When Do Teeth Start to Age?

How Young Is Too Young for a First Dental Visit?

Babies don’t need to see dentists, right? After all, they don’t even have teeth! Actually, babies do need dental checkups, and in many cases, the sooner the better. Okay, so you don’t have to grab baby and run to the dentist as soon as you get home from the hospital. However, it’s important to know that you also shouldn’t wait until your baby has her teeth before you schedule her first appointment. In fact, according to the American Dental Association (ADA), you can schedule your baby’s first dental visit as soon as you see that first little tooth surfacing. This event typically occurs before her first birthday. Here’s more information from dentists in South Orange that is especially helpful for new parents about baby’s first teeth, how to care for baby’s mouth, and when to whisk your little one off for her first dental checkup.

Facts about Baby Teeth

Naturally, babies are vastly different from adults, and that means that baby teeth aren’t like adult teeth. Just as you wouldn’t treat your infant as you would a toddler, a tween, or a teen, you must realize that you need to approach your baby’s incoming teeth in a different manner. Those little teeth your little one’s mouth is growing come with their own set of requirements. But it doesn’t stop there. Your baby’s mouth and overall oral hygiene also must be handled differently from your own dental routine. The best place to start when it comes to your baby’s new teeth is to learn the facts about those teeth. Following are some important facts about baby teeth from top dentists, as well as practical tips on caring for your baby’s dental health.  If you have more questions about baby teeth or are ready to take your little one to her first dental visit you should contact a family dentist in Essex County.

How to Care for Baby Teeth

Just like the rest of your baby, caring for your baby’s teeth brings with it loads of questions. And, since babies don’t come with owner’s manuals, as a new parent, it’s vital that you educate yourself on the proper way to care for her teeth from birth. New parents have many questions about baby teeth, but they generally don’t have a lot of answers. Thankfully, family dentists and throughout the country are equipped with answers to your questions that will help you care for your baby’s teeth from the beginning. Following are answers to some of the most common questions new parents have about their baby’s teeth that will help all new parents take a bite out of some of the confusion that comes with a brand new baby.

Common Questions about Baby Teeth

Babies sure are hard! If you’re a new parent, you probably have more questions than you have answers. And with every answer you find, it seems another 10 questions are right behind it! You’ve got questions about what the crying means, about 2 a.m. feedings, about cloth diapers versus store-bought … the list is endless. And near the top of the list is likely to be questions about your baby’s blossoming teeth. How do you clean your baby’s mouth? When do you start brushing?
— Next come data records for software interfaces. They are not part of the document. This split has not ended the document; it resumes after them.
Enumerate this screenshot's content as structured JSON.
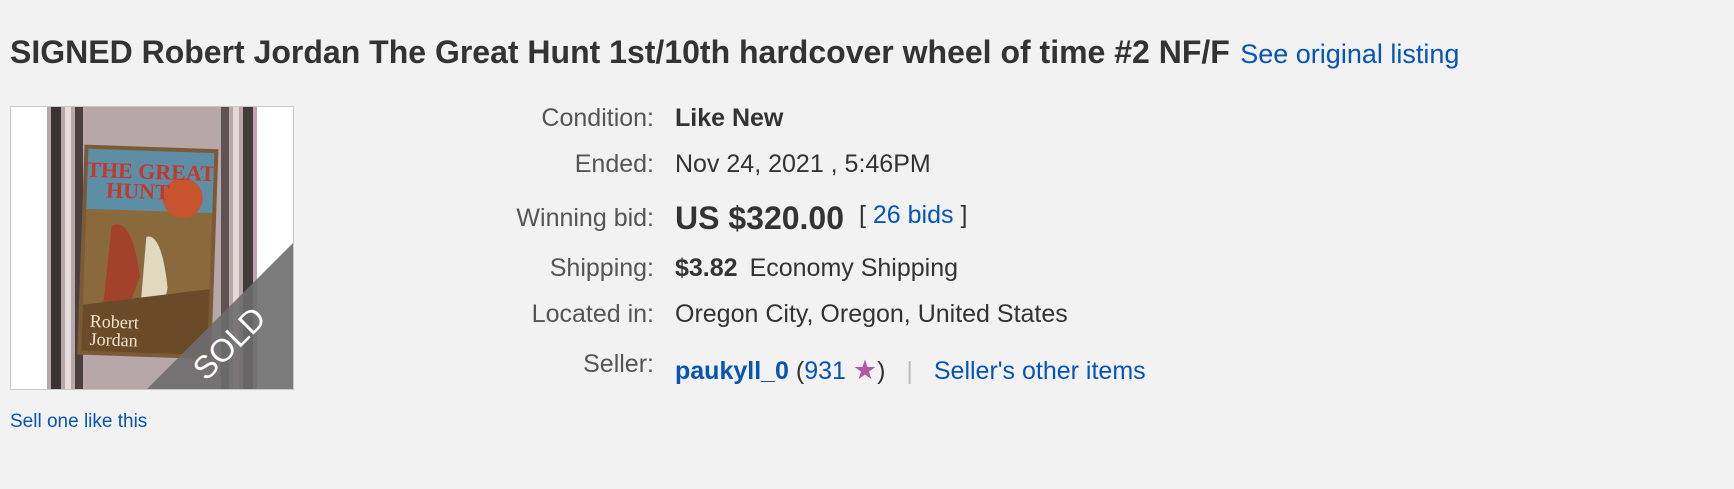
{
  "listing": {
    "title": "SIGNED Robert Jordan The Great Hunt 1st/10th hardcover wheel of time #2 NF/F",
    "see_original": "See original listing",
    "sell_one": "Sell one like this"
  },
  "thumbnail": {
    "book_title_line1": "THE GREAT",
    "book_title_line2": "HUNT",
    "author_line1": "Robert",
    "author_line2": "Jordan",
    "sold_banner": "SOLD"
  },
  "details": {
    "condition": {
      "label": "Condition:",
      "value": "Like New"
    },
    "ended": {
      "label": "Ended:",
      "value": "Nov 24, 2021 , 5:46PM"
    },
    "winning_bid": {
      "label": "Winning bid:",
      "price": "US $320.00",
      "bracket_open": "[",
      "bids": "26 bids",
      "bracket_close": "]"
    },
    "shipping": {
      "label": "Shipping:",
      "price": "$3.82",
      "method": "Economy Shipping"
    },
    "location": {
      "label": "Located in:",
      "value": "Oregon City, Oregon, United States"
    },
    "seller": {
      "label": "Seller:",
      "name": "paukyll_0",
      "paren_open": "(",
      "feedback": "931",
      "star_icon": "purple-star-icon",
      "paren_close": ")",
      "separator": "|",
      "other_items": "Seller's other items"
    }
  },
  "colors": {
    "background": "#f2f2f2",
    "link": "#0654ba",
    "text": "#333333",
    "label": "#555555",
    "star": "#b455a8"
  }
}
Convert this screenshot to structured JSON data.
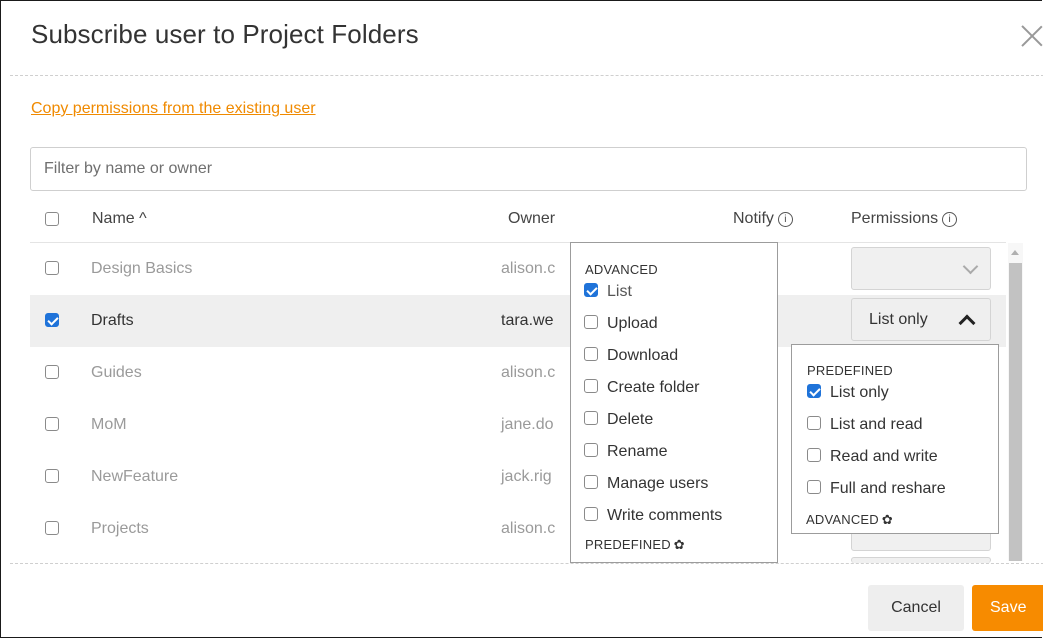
{
  "dialog": {
    "title": "Subscribe user to Project Folders",
    "copy_link": "Copy permissions from the existing user",
    "filter_placeholder": "Filter by name or owner"
  },
  "table": {
    "headers": {
      "name": "Name ^",
      "owner": "Owner",
      "notify": "Notify",
      "permissions": "Permissions",
      "info_glyph": "i"
    },
    "rows": [
      {
        "name": "Design Basics",
        "owner": "alison.c",
        "checked": false,
        "permission": ""
      },
      {
        "name": "Drafts",
        "owner": "tara.we",
        "checked": true,
        "permission": "List only"
      },
      {
        "name": "Guides",
        "owner": "alison.c",
        "checked": false,
        "permission": ""
      },
      {
        "name": "MoM",
        "owner": "jane.do",
        "checked": false,
        "permission": ""
      },
      {
        "name": "NewFeature",
        "owner": "jack.rig",
        "checked": false,
        "permission": ""
      },
      {
        "name": "Projects",
        "owner": "alison.c",
        "checked": false,
        "permission": ""
      }
    ]
  },
  "advanced_popup": {
    "heading": "ADVANCED",
    "items": [
      {
        "label": "List",
        "checked": true
      },
      {
        "label": "Upload",
        "checked": false
      },
      {
        "label": "Download",
        "checked": false
      },
      {
        "label": "Create folder",
        "checked": false
      },
      {
        "label": "Delete",
        "checked": false
      },
      {
        "label": "Rename",
        "checked": false
      },
      {
        "label": "Manage users",
        "checked": false
      },
      {
        "label": "Write comments",
        "checked": false
      }
    ],
    "footer": "PREDEFINED"
  },
  "predefined_popup": {
    "heading": "PREDEFINED",
    "items": [
      {
        "label": "List only",
        "checked": true
      },
      {
        "label": "List and read",
        "checked": false
      },
      {
        "label": "Read and write",
        "checked": false
      },
      {
        "label": "Full and reshare",
        "checked": false
      }
    ],
    "footer": "ADVANCED"
  },
  "footer": {
    "cancel": "Cancel",
    "save": "Save"
  },
  "colors": {
    "accent": "#f78b00",
    "link": "#f08a00",
    "checkbox": "#1f73d9"
  }
}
What type of toothbrush and toothpaste should you use? What do you do about pain when you’re baby’s teething? Following are common questions about baby teeth that new parents have and answers from dentists that will help your baby’s teething experience go a little more smoothly.

Dental Care Tips for Children

If you have children, there are certain things you need to know about when it comes to their teeth. The #1 question parents ask when it comes to their kids and teeth is WHEN? When should you actually start to brush their teeth? Some people may have different answers, but our answer is clear: As soon as they appear. Even if you are not using traditional toothpaste (as you shouldn’t be anyway) you can use a wet washcloth to clean their baby teeth to ensure that tooth decay is not present and does not happen early on. Kids and cavities is such a high statistics these days. In fact, over 40% of children have cavities by the time they reach kindergarten. That is just plain astonishing and shocking! Maybe if more parents knew how to take care of their kid’s teeth, less kids would have cavities at such a young age. If you want some tips on how to take care of your children’s teeth, there are a few tips below.